_Work request_: Scan the following material for the string "temp" and copy each line in which it appears.

------ Data under study ------

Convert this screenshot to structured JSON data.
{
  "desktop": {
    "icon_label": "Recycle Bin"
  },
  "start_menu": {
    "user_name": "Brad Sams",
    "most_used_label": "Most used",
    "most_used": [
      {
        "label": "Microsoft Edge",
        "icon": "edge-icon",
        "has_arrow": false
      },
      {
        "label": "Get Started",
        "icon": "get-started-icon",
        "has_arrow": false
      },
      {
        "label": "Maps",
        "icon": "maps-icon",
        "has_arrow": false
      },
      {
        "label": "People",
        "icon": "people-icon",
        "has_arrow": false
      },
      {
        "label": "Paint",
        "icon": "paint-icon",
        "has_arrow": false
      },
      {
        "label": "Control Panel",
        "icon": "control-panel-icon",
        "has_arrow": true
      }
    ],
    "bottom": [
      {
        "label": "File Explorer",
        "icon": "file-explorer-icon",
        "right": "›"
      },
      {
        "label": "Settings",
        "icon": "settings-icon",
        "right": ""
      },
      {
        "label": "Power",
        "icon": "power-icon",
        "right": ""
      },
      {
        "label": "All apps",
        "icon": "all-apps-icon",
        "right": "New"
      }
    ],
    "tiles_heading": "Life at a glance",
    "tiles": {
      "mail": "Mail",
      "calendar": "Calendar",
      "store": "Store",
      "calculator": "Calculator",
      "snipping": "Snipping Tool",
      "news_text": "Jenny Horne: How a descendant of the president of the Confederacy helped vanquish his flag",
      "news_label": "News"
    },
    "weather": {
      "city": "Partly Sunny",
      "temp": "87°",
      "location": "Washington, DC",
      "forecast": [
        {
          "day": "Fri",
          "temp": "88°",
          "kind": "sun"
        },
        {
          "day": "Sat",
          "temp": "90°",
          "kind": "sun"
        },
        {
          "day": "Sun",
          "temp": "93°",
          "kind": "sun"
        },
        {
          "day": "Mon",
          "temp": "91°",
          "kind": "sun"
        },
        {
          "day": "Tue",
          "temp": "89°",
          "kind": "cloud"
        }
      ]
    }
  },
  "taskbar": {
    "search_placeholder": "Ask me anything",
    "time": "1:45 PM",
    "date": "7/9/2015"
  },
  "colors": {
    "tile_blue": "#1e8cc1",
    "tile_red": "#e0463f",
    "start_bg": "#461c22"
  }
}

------

_Answer section_:
      "temp": "87°",
          "temp": "88°",
          "temp": "90°",
          "temp": "93°",
          "temp": "91°",
          "temp": "89°",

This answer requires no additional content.